There are a plethora of father-son road trips in film, but rarely portrayed on the path are fathers with their trans sons. That is because most queer stories often focus on the romance, and if not the romance, the coming out process. Runs in the Family does things differently – it’s the connection between trans drag performer River and his father Varun that lovingly stays the same. The easy, comforting dynamic between them is something that needed to be on screen, and it’s what makes the movie shine. While the film still showcases the extra hurdles society sets in front of them, and the way other people let them down because of discrimination, this father-son duo is the one thing they can depend upon. Runs in the Family is by no means perfect, but their natural father-son dynamic is something everyone needs to see.
There are some parts that falter in Runs in the Family, but the aspect that makes the film work is the father-son relationship between River and Varun. As the father is usually the first male person a child meets, the father is his first model of masculinity, and it’s really affirming if they accept you as you are.
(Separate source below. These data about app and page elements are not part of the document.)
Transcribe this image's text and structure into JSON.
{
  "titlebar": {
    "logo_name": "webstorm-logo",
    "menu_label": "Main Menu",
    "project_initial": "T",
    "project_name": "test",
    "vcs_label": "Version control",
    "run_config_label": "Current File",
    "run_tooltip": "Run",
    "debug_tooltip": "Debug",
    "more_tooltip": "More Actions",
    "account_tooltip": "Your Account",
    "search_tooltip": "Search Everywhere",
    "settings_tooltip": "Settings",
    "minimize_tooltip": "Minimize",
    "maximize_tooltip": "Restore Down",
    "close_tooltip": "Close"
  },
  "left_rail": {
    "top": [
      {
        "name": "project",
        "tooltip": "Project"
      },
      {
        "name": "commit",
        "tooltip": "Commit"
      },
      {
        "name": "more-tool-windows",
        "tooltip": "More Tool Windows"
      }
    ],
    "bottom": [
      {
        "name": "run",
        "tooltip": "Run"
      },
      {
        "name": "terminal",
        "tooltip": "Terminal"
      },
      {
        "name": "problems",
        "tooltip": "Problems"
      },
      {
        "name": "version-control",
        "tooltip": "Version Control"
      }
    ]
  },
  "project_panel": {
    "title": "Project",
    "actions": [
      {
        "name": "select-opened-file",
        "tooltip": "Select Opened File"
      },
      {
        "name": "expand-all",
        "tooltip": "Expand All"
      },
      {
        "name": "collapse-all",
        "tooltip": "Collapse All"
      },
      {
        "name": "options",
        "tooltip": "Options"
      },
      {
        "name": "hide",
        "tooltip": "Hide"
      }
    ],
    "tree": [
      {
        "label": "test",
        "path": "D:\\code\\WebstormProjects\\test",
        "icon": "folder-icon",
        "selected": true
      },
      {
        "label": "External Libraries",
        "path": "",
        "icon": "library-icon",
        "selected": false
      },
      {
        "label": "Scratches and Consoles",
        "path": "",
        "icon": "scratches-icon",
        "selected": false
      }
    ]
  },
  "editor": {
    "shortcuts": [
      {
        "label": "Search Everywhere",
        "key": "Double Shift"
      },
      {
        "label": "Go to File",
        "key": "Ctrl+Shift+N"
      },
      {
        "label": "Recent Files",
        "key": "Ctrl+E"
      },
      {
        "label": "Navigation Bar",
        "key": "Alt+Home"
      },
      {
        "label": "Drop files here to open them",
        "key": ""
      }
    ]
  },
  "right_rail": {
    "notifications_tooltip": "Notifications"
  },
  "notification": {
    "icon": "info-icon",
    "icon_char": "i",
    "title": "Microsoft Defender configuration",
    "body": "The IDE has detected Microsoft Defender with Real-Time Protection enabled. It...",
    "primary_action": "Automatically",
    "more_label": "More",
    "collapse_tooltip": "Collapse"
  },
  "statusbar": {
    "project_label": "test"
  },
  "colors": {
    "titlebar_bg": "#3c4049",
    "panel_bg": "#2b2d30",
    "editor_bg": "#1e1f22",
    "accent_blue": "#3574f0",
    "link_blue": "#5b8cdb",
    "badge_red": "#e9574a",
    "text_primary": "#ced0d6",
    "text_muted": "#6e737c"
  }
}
What’s refreshing about this road trip film is that there’s no question as to whether or not this father-son connection would break after coming out. In fact, this connection is consistent, steady, and loving. It’s the one thing that doesn’t cause conflict. Runs in the Family portrays this relationship with a groundedness that naturally stems from the father-son collaboration between Ian and Gabe Gabriels, who serve as director and writer for the film.